Pulitzer Prize Winner Lublin Addresses School of Business


Business student Victoria Tiranno ’19 met Joann Lublin in advance of Lublin’s talk.

What’s the best way to encourage men to support women in the workplace? Give them daughters. That’s the conclusion of Wall Street Journal management news editor Joann Lublin, who spoke at the School of Business earlier this month.

Addressing the group of students, alumni, faculty and staff at the Massry Center for Business, Lublin said that as she walked into offices of the Wall Street Journal on her first day at work, she saw “girlie” calendars above many of the desks. It was the 70s. She was first female reporter in the San Francisco bureau and among the only 11 women of the 150 reporters and editors working for the WSJ. She soon tacked her own calendar on the wall, male pin-ups, which disappeared almost immediately. She succeeded there, but wasn’t able to completely change things. When she transferred to the Chicago office two years later, her going-away card was a fold-out of Burt Reynolds.

After working her way up at the Journal, including a stint as the first woman deputy bureau chief of the London office and earning a Pulitzer Prize for her work on a series of corporate scandal exposés, she has written a book, “Earning It: Hard-Won Lessons from Trailblazing Women at the Top of the Business World.”

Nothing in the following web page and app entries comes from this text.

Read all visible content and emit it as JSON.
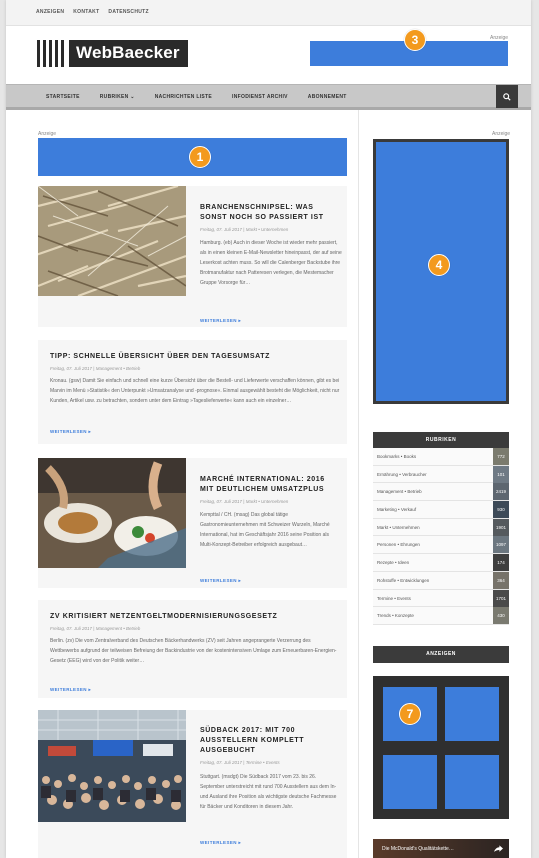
{
  "topbar": {
    "links": [
      "ANZEIGEN",
      "KONTAKT",
      "DATENSCHUTZ"
    ]
  },
  "header": {
    "logo_text": "WebBaecker",
    "anzeige_label": "Anzeige"
  },
  "nav": {
    "items": [
      "STARTSEITE",
      "RUBRIKEN ⌄",
      "NACHRICHTEN LISTE",
      "INFODIENST ARCHIV",
      "ABONNEMENT"
    ],
    "search_icon": "search-icon"
  },
  "badges": [
    "1",
    "3",
    "4",
    "7"
  ],
  "main": {
    "anzeige_label": "Anzeige",
    "articles": [
      {
        "title": "BRANCHENSCHNIPSEL: WAS SONST NOCH SO PASSIERT IST",
        "meta": "Freitag, 07. Juli 2017   |   Markt • Unternehmen",
        "excerpt": "Hamburg. (eb) Auch in dieser Woche ist wieder mehr passiert, als in einen kleinen E-Mail-Newsletter hineinpasst, der auf seine Leserkost achten muss. So will die Calenberger Backstube ihre Brotmanufaktur nach Patteresen verlegen, die Mestemacher Gruppe Vorsorge für…",
        "more": "WEITERLESEN ▸"
      },
      {
        "title": "TIPP: SCHNELLE ÜBERSICHT ÜBER DEN TAGESUMSATZ",
        "meta": "Freitag, 07. Juli 2017   |   Management • Betrieb",
        "excerpt": "Kronau. (gsw) Damit Sie einfach und schnell eine kurze Übersicht über die Bestell- und Lieferwerte verschaffen können, gibt es bei Marvin im Menü »Statistik« den Unterpunkt »Umsatzanalyse und -prognose«. Einmal ausgewählt besteht die Möglichkeit, nicht nur Kunden, Artikel usw. zu betrachten, sondern unter dem Eintrag »Tageslieferwerte« kann auch ein einzelner…",
        "more": "WEITERLESEN ▸"
      },
      {
        "title": "MARCHÉ INTERNATIONAL: 2016 MIT DEUTLICHEM UMSATZPLUS",
        "meta": "Freitag, 07. Juli 2017   |   Markt • Unternehmen",
        "excerpt": "Kempttal / CH. (msag) Das global tätige Gastronomieunternehmen mit Schweizer Wurzeln, Marché International, hat im Geschäftsjahr 2016 seine Position als Multi-Konzept-Betreiber erfolgreich ausgebaut…",
        "more": "WEITERLESEN ▸"
      },
      {
        "title": "ZV KRITISIERT NETZENTGELTMODERNISIERUNGSGESETZ",
        "meta": "Freitag, 07. Juli 2017   |   Management • Betrieb",
        "excerpt": "Berlin. (zv) Die vom Zentralverband des Deutschen Bäckerhandwerks (ZV) seit Jahren angeprangerte Verzerrung des Wettbewerbs aufgrund der teilweisen Befreiung der Backindustrie von der kostenintensiven Umlage zum Erneuerbaren-Energien-Gesetz (EEG) wird von der Politik weiter…",
        "more": "WEITERLESEN ▸"
      },
      {
        "title": "SÜDBACK 2017: MIT 700 AUSSTELLERN KOMPLETT AUSGEBUCHT",
        "meta": "Freitag, 07. Juli 2017   |   Termine • Events",
        "excerpt": "Stuttgart. (msdgt) Die Südback 2017 vom 23. bis 26. September unterstreicht mit rund 700 Ausstellern aus dem In- und Ausland ihre Position als wichtigste deutsche Fachmesse für Bäcker und Konditoren in diesem Jahr.",
        "more": "WEITERLESEN ▸"
      }
    ]
  },
  "sidebar": {
    "anzeige_label": "Anzeige",
    "rubriken_title": "RUBRIKEN",
    "rubriken": [
      {
        "label": "Bookmarks • Books",
        "count": "772",
        "color": "#7b7b6e"
      },
      {
        "label": "Ernährung • Verbraucher",
        "count": "101",
        "color": "#6f7a85"
      },
      {
        "label": "Management • Betrieb",
        "count": "2419",
        "color": "#5d6670"
      },
      {
        "label": "Marketing • Verkauf",
        "count": "930",
        "color": "#3d4a58"
      },
      {
        "label": "Markt • Unternehmen",
        "count": "1901",
        "color": "#555a5e"
      },
      {
        "label": "Personen • Ehrungen",
        "count": "1097",
        "color": "#6c7780"
      },
      {
        "label": "Rezepte • Ideen",
        "count": "174",
        "color": "#3f3f3f"
      },
      {
        "label": "Rohstoffe • Entwicklungen",
        "count": "364",
        "color": "#77736a"
      },
      {
        "label": "Termine • Events",
        "count": "1701",
        "color": "#4a4a4a"
      },
      {
        "label": "Trends • Konzepte",
        "count": "430",
        "color": "#7a7a70"
      }
    ],
    "anzeigen_title": "ANZEIGEN",
    "video_title": "Die McDonald's Qualitätskette…"
  },
  "colors": {
    "accent": "#3d7ddb",
    "badge": "#f39a1e",
    "dark": "#3b3b3b"
  }
}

The idea for a book grew out of a well-received personal essay, "Remember the Barriers,'' she wrote for a WSJ blog describing her experience as a female journalist. For the book, she reached out to 75 high-ranking corporate women, including executives from Hewlett-Packard, Yahoo, Hearst Magazine, Avon, Sara Lee, Campbell Soup and Ogilvy & Mather. More than fifty responded, offering Lublin the stories of their success and set-backs. Lublin noted that they contributed because, “They didn’t want to keep re-inventing the wheel.”

Regarding her assessment that “daughters drive men to support women in the workplace,” Lublin suggested to the group assembled at the School of Business that if they could make time for only one chapter in her book, read the last one, “Male Champions” which describes the efforts of male CEOs to improve the workplace success of women at their companies. She noted that one executive refused to sit on panels unless women were included. Another, after considering the career prospects of his fifteen year old daughter, increased the presence of women at all levels of his organization.

Lubin shared the four leadership traits of the successful women profiled in the book. They are resilient, innovative, persistent and empathetic. She said that having these traits does not guarantee success, but it’s a start.

What’s the outlook for women in business? Lublin predicted, “Sunny with a mixture of clouds.”

Brand new School Of Business marketing professor Dr. Beth DuFault moderated the discussion with Joann Lublin.